I’m always surprised by what does and what doesn’t come under criticism with a Rate the Dress. I knew the print and non-symetrical matching of last week’s credited-as-1860s-almost-certainly-early-1850s-instead frock wouldn’t be everyone’s favourite, but it didn’t occur to me that quite a few of you would castigate it for the anatomy it was meant to fit over. The lady who wore it couldn’t help her very long torsos and slope-y shoulders (and the shoulders, at least, were very fashionable at the time)! Many of you did, however, appreciated the pairing of a very busy fabric with a very simple design, which helped to give the dress a modest but respectable 7 out of 10.
This frock, from the Hillwood Estate Museum, features very muted fabrics, and the transitional silhouette of 1909ish, as fashions moved from the sweeping skirts and drooping bodices of the first decade of the 20th century, to the raised waists and slim columnar shape of the second.
This evening dress still features the sweeping skirts, but they are considerably restrained.
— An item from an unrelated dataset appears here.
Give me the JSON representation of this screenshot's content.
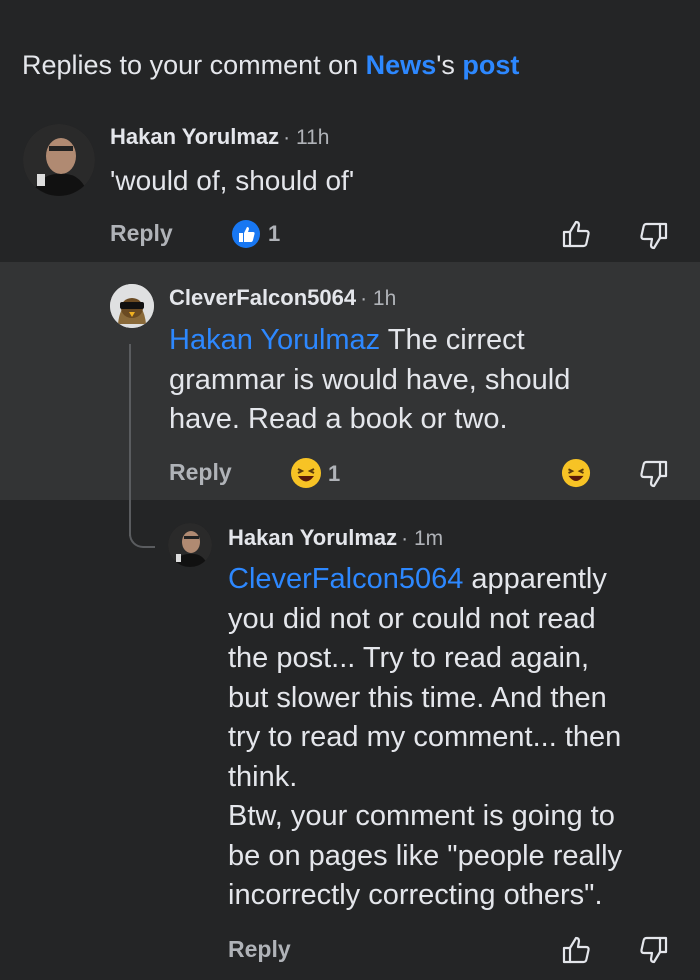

The colours are the fashionable pastels of the 1900s, given a slightly off-tone twist that anticipates the wilder colours of the 1910s. A slight hint of blousing in the bodice remains, but the waist is raised, and the sleeves hint at the newly fashionable kimono or dolman sleeves, albeit with a very uber-feminine Edwardian touch of bows.
How do you feel about the mix of styles? Is it the best of both eras?
Rate the Dress on a Scale of 1 to 10